• Exercise: Retype all the records below exactly as they are, with no image carried over.
########################################
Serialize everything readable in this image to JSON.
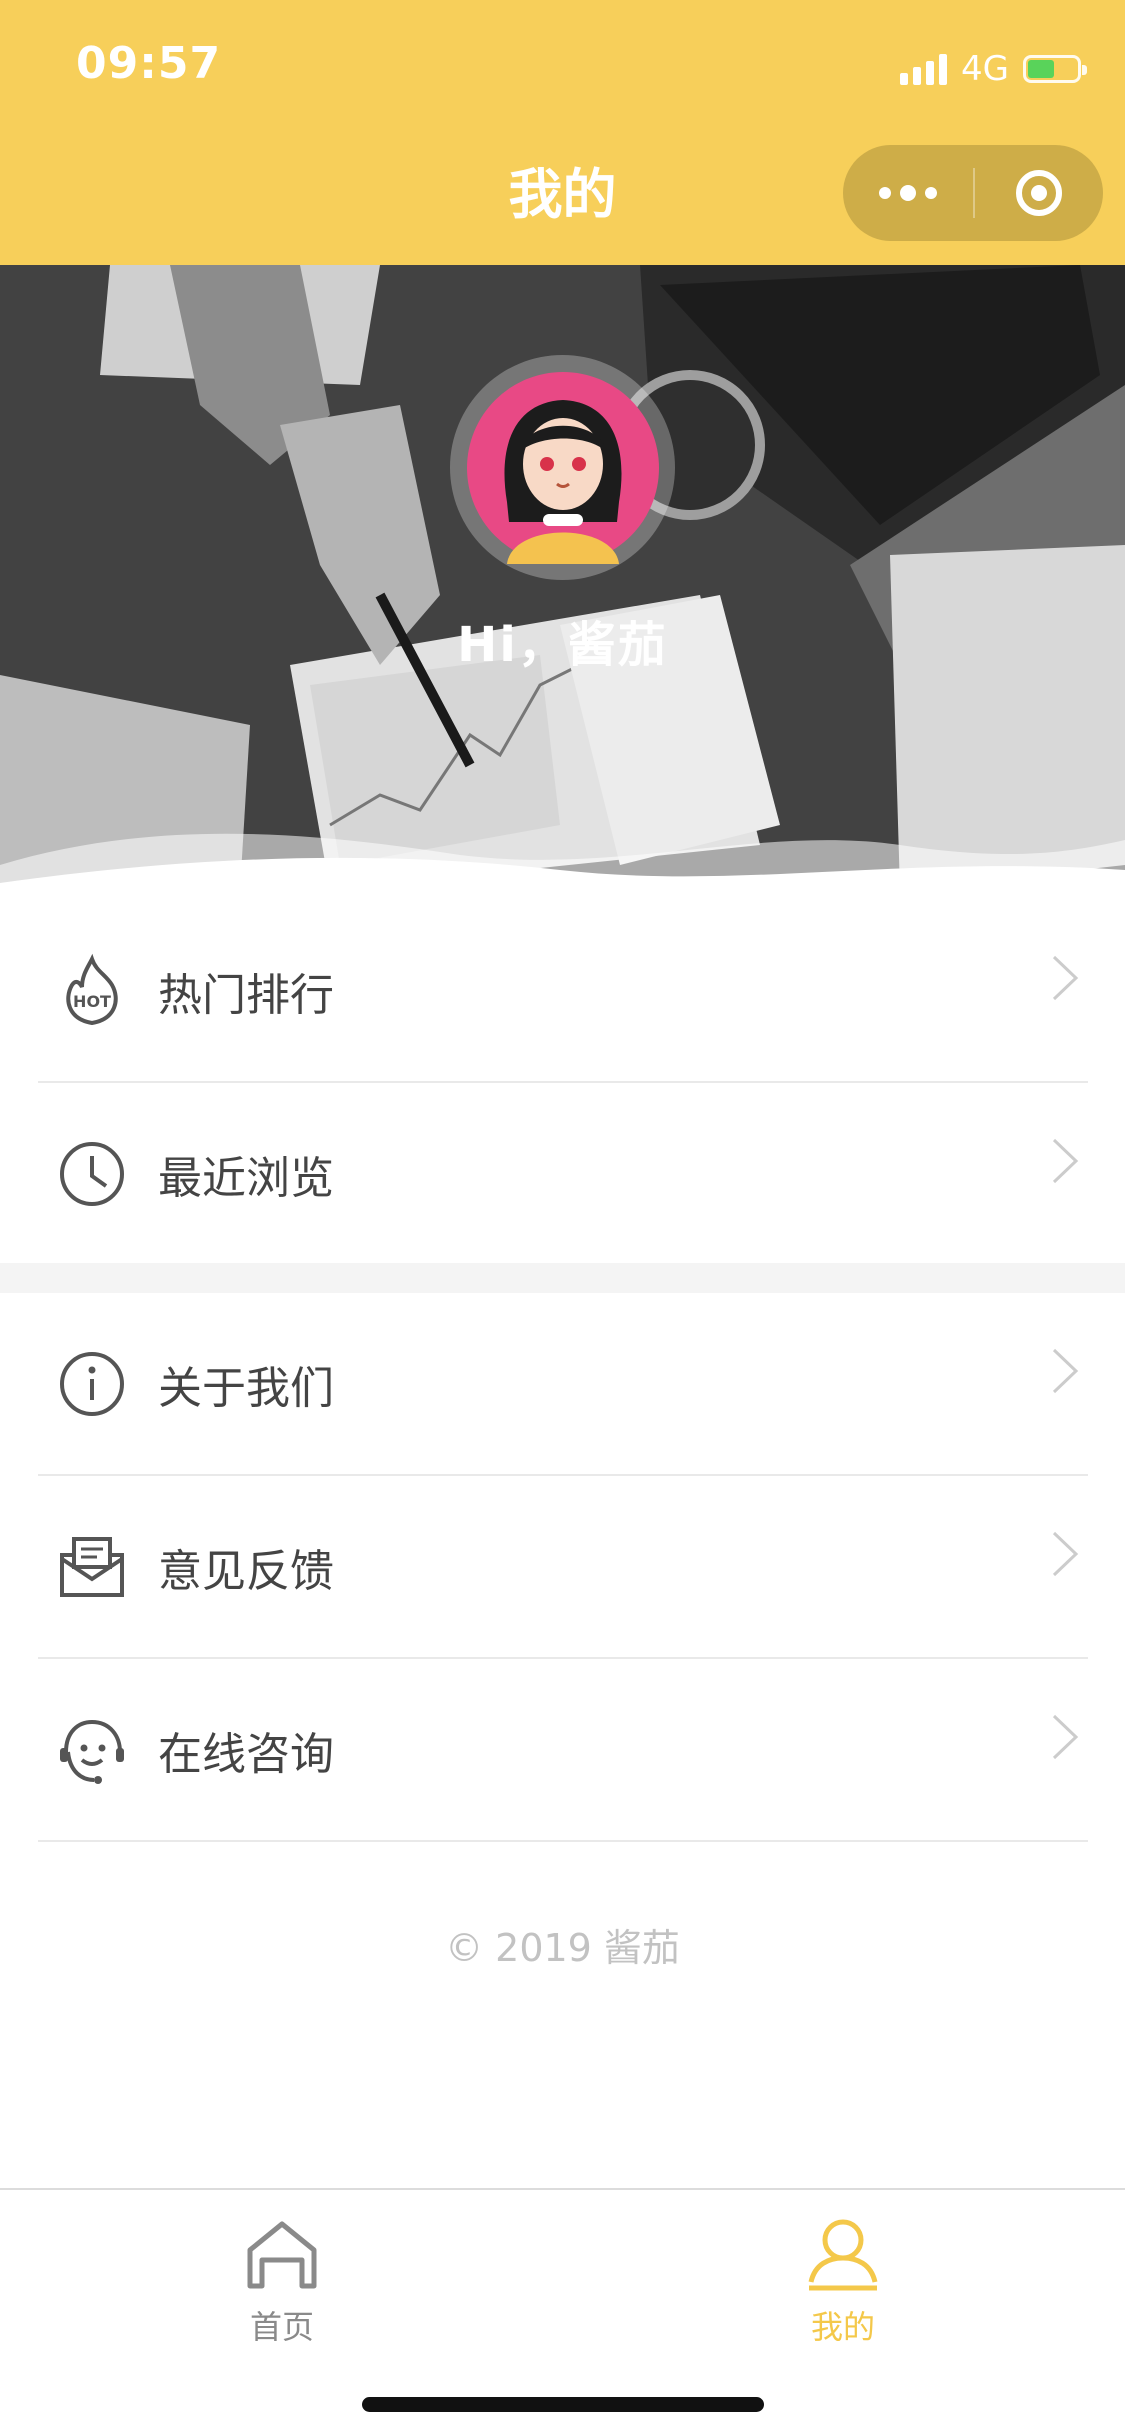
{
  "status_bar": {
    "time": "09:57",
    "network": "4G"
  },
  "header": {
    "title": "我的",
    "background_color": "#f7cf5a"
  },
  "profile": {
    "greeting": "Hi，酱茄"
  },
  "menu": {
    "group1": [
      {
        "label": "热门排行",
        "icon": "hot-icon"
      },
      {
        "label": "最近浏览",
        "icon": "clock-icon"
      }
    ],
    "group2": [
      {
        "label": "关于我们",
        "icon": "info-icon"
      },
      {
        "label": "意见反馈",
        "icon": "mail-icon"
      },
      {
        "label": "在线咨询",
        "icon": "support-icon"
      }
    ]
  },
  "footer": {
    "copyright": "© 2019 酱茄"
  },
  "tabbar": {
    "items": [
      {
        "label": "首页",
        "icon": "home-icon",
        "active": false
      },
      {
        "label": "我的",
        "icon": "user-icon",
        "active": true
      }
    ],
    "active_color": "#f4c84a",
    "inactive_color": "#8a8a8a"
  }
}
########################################
• Task solution:
Serialize everything readable in this image to JSON.
{
  "status_bar": {
    "time": "09:57",
    "network": "4G"
  },
  "header": {
    "title": "我的",
    "background_color": "#f7cf5a"
  },
  "profile": {
    "greeting": "Hi，酱茄"
  },
  "menu": {
    "group1": [
      {
        "label": "热门排行",
        "icon": "hot-icon"
      },
      {
        "label": "最近浏览",
        "icon": "clock-icon"
      }
    ],
    "group2": [
      {
        "label": "关于我们",
        "icon": "info-icon"
      },
      {
        "label": "意见反馈",
        "icon": "mail-icon"
      },
      {
        "label": "在线咨询",
        "icon": "support-icon"
      }
    ]
  },
  "footer": {
    "copyright": "© 2019 酱茄"
  },
  "tabbar": {
    "items": [
      {
        "label": "首页",
        "icon": "home-icon",
        "active": false
      },
      {
        "label": "我的",
        "icon": "user-icon",
        "active": true
      }
    ],
    "active_color": "#f4c84a",
    "inactive_color": "#8a8a8a"
  }
}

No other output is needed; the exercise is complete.